>>>

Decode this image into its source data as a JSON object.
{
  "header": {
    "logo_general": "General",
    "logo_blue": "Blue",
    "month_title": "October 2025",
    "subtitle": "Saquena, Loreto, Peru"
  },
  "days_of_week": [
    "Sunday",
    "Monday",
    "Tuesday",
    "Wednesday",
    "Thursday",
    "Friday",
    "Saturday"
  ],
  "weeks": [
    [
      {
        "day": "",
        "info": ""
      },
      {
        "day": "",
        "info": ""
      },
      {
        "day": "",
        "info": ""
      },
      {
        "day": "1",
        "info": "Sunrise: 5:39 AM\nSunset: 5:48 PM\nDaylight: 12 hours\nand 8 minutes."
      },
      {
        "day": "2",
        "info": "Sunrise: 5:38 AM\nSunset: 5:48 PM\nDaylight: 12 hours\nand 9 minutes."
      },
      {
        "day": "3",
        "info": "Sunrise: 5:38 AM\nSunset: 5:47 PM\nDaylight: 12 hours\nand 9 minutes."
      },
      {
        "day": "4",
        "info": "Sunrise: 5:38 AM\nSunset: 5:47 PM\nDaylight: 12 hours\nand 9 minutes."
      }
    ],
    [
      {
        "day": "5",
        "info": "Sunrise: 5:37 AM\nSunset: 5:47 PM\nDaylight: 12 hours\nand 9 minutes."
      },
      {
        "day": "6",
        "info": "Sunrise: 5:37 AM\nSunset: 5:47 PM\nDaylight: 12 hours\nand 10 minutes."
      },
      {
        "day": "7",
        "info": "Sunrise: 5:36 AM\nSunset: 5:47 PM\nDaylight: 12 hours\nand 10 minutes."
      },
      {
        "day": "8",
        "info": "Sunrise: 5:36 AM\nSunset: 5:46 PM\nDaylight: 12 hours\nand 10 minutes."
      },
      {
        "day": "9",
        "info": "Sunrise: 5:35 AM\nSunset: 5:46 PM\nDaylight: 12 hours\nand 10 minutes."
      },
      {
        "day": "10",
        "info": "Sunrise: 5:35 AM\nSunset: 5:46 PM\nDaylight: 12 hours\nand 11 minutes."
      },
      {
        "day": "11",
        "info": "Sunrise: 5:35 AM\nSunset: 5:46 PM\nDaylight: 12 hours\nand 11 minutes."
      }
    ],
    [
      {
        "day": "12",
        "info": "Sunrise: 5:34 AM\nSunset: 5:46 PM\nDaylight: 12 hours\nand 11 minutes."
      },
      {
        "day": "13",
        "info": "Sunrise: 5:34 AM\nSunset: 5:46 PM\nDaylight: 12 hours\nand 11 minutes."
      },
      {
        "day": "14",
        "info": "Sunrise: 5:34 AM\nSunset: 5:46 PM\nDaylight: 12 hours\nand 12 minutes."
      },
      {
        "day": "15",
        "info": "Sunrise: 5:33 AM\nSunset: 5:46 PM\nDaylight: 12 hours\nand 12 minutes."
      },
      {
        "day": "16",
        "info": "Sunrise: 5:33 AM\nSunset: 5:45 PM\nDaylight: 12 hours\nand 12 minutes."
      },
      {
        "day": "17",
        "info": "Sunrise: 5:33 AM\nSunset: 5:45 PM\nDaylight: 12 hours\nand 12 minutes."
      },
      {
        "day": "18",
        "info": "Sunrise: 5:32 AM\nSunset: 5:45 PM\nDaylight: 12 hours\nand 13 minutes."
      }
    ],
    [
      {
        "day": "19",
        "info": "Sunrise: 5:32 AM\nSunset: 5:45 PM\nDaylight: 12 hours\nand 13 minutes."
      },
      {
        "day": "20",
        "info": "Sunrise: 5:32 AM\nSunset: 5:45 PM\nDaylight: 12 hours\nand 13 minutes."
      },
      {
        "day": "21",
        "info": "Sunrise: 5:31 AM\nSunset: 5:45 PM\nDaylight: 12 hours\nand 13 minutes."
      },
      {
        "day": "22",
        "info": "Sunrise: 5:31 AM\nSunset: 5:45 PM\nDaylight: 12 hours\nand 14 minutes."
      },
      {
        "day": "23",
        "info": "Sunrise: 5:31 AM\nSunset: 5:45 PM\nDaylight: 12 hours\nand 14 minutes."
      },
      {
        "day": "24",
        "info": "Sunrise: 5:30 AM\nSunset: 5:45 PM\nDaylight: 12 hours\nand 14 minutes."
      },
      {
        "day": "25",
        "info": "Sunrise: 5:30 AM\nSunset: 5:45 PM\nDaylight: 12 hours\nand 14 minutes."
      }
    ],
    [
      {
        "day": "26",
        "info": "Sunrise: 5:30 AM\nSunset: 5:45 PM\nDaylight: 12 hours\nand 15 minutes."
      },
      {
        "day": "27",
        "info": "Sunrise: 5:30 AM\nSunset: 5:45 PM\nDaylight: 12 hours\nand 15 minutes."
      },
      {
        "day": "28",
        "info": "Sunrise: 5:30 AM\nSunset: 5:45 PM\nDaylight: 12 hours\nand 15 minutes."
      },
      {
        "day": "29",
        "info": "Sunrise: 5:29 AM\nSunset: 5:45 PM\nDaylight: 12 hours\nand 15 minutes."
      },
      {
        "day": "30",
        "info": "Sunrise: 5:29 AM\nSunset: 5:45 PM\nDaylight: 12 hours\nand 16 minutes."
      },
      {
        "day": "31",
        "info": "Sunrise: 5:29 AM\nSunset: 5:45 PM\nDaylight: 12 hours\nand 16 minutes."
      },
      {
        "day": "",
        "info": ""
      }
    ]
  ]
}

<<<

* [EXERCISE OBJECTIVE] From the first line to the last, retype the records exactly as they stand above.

* [RESPONSE TO THIS TASK]
Decode this image into its source data as a JSON object.
{
  "header": {
    "logo_general": "General",
    "logo_blue": "Blue",
    "month_title": "October 2025",
    "subtitle": "Saquena, Loreto, Peru"
  },
  "days_of_week": [
    "Sunday",
    "Monday",
    "Tuesday",
    "Wednesday",
    "Thursday",
    "Friday",
    "Saturday"
  ],
  "weeks": [
    [
      {
        "day": "",
        "info": ""
      },
      {
        "day": "",
        "info": ""
      },
      {
        "day": "",
        "info": ""
      },
      {
        "day": "1",
        "info": "Sunrise: 5:39 AM\nSunset: 5:48 PM\nDaylight: 12 hours\nand 8 minutes."
      },
      {
        "day": "2",
        "info": "Sunrise: 5:38 AM\nSunset: 5:48 PM\nDaylight: 12 hours\nand 9 minutes."
      },
      {
        "day": "3",
        "info": "Sunrise: 5:38 AM\nSunset: 5:47 PM\nDaylight: 12 hours\nand 9 minutes."
      },
      {
        "day": "4",
        "info": "Sunrise: 5:38 AM\nSunset: 5:47 PM\nDaylight: 12 hours\nand 9 minutes."
      }
    ],
    [
      {
        "day": "5",
        "info": "Sunrise: 5:37 AM\nSunset: 5:47 PM\nDaylight: 12 hours\nand 9 minutes."
      },
      {
        "day": "6",
        "info": "Sunrise: 5:37 AM\nSunset: 5:47 PM\nDaylight: 12 hours\nand 10 minutes."
      },
      {
        "day": "7",
        "info": "Sunrise: 5:36 AM\nSunset: 5:47 PM\nDaylight: 12 hours\nand 10 minutes."
      },
      {
        "day": "8",
        "info": "Sunrise: 5:36 AM\nSunset: 5:46 PM\nDaylight: 12 hours\nand 10 minutes."
      },
      {
        "day": "9",
        "info": "Sunrise: 5:35 AM\nSunset: 5:46 PM\nDaylight: 12 hours\nand 10 minutes."
      },
      {
        "day": "10",
        "info": "Sunrise: 5:35 AM\nSunset: 5:46 PM\nDaylight: 12 hours\nand 11 minutes."
      },
      {
        "day": "11",
        "info": "Sunrise: 5:35 AM\nSunset: 5:46 PM\nDaylight: 12 hours\nand 11 minutes."
      }
    ],
    [
      {
        "day": "12",
        "info": "Sunrise: 5:34 AM\nSunset: 5:46 PM\nDaylight: 12 hours\nand 11 minutes."
      },
      {
        "day": "13",
        "info": "Sunrise: 5:34 AM\nSunset: 5:46 PM\nDaylight: 12 hours\nand 11 minutes."
      },
      {
        "day": "14",
        "info": "Sunrise: 5:34 AM\nSunset: 5:46 PM\nDaylight: 12 hours\nand 12 minutes."
      },
      {
        "day": "15",
        "info": "Sunrise: 5:33 AM\nSunset: 5:46 PM\nDaylight: 12 hours\nand 12 minutes."
      },
      {
        "day": "16",
        "info": "Sunrise: 5:33 AM\nSunset: 5:45 PM\nDaylight: 12 hours\nand 12 minutes."
      },
      {
        "day": "17",
        "info": "Sunrise: 5:33 AM\nSunset: 5:45 PM\nDaylight: 12 hours\nand 12 minutes."
      },
      {
        "day": "18",
        "info": "Sunrise: 5:32 AM\nSunset: 5:45 PM\nDaylight: 12 hours\nand 13 minutes."
      }
    ],
    [
      {
        "day": "19",
        "info": "Sunrise: 5:32 AM\nSunset: 5:45 PM\nDaylight: 12 hours\nand 13 minutes."
      },
      {
        "day": "20",
        "info": "Sunrise: 5:32 AM\nSunset: 5:45 PM\nDaylight: 12 hours\nand 13 minutes."
      },
      {
        "day": "21",
        "info": "Sunrise: 5:31 AM\nSunset: 5:45 PM\nDaylight: 12 hours\nand 13 minutes."
      },
      {
        "day": "22",
        "info": "Sunrise: 5:31 AM\nSunset: 5:45 PM\nDaylight: 12 hours\nand 14 minutes."
      },
      {
        "day": "23",
        "info": "Sunrise: 5:31 AM\nSunset: 5:45 PM\nDaylight: 12 hours\nand 14 minutes."
      },
      {
        "day": "24",
        "info": "Sunrise: 5:30 AM\nSunset: 5:45 PM\nDaylight: 12 hours\nand 14 minutes."
      },
      {
        "day": "25",
        "info": "Sunrise: 5:30 AM\nSunset: 5:45 PM\nDaylight: 12 hours\nand 14 minutes."
      }
    ],
    [
      {
        "day": "26",
        "info": "Sunrise: 5:30 AM\nSunset: 5:45 PM\nDaylight: 12 hours\nand 15 minutes."
      },
      {
        "day": "27",
        "info": "Sunrise: 5:30 AM\nSunset: 5:45 PM\nDaylight: 12 hours\nand 15 minutes."
      },
      {
        "day": "28",
        "info": "Sunrise: 5:30 AM\nSunset: 5:45 PM\nDaylight: 12 hours\nand 15 minutes."
      },
      {
        "day": "29",
        "info": "Sunrise: 5:29 AM\nSunset: 5:45 PM\nDaylight: 12 hours\nand 15 minutes."
      },
      {
        "day": "30",
        "info": "Sunrise: 5:29 AM\nSunset: 5:45 PM\nDaylight: 12 hours\nand 16 minutes."
      },
      {
        "day": "31",
        "info": "Sunrise: 5:29 AM\nSunset: 5:45 PM\nDaylight: 12 hours\nand 16 minutes."
      },
      {
        "day": "",
        "info": ""
      }
    ]
  ]
}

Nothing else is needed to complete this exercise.